**EXERCISE**
Exactly how many lines in this data contain the word "csrfget"? Only the number should be given.

===== RECORDS SHOWN

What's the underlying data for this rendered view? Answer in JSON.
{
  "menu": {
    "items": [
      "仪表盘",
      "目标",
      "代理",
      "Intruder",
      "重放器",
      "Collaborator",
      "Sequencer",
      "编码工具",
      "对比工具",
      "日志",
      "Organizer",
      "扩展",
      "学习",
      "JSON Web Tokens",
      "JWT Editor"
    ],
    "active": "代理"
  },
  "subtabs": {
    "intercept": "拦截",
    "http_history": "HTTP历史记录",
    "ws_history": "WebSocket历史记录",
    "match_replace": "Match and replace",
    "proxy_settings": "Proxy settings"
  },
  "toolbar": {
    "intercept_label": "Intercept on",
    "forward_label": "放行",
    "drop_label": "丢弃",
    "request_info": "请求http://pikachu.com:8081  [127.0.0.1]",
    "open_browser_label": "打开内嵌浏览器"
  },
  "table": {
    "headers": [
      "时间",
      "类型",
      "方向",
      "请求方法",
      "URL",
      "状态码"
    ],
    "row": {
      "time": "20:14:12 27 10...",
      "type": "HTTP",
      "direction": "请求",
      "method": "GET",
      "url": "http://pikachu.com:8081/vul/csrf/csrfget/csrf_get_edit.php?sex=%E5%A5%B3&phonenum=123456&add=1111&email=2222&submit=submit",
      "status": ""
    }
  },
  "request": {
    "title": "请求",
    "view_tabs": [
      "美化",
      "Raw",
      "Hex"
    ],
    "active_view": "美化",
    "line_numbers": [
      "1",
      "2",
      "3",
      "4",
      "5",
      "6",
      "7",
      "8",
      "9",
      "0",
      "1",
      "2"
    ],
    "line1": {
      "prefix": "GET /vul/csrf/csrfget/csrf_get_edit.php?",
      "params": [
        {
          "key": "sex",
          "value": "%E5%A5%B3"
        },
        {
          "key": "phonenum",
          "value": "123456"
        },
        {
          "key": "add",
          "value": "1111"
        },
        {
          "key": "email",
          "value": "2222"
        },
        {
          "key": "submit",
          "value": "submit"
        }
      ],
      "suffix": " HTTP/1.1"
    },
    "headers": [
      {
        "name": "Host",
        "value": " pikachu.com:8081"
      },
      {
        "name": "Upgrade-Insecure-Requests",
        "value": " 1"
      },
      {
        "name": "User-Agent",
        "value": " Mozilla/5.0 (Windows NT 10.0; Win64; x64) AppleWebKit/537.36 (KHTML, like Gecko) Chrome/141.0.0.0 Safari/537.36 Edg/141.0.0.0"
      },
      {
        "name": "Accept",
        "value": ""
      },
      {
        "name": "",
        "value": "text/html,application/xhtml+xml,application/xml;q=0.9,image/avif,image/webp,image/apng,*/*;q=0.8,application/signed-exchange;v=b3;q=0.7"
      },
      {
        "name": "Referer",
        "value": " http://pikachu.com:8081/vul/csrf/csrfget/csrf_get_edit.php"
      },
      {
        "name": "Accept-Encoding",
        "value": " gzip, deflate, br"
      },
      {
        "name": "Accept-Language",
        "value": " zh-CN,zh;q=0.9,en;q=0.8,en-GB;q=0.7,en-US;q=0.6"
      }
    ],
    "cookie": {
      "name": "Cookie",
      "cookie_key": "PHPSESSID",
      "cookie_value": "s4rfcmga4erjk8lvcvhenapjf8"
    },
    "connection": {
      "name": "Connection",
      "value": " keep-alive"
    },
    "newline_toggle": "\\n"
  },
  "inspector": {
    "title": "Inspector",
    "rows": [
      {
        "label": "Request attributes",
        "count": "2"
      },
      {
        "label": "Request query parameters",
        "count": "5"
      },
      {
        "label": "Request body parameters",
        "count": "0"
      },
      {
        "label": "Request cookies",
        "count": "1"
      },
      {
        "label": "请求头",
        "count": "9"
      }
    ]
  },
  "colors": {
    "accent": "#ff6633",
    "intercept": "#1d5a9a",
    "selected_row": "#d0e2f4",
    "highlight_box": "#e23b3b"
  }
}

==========

**PROBLEM SOLUTION**
3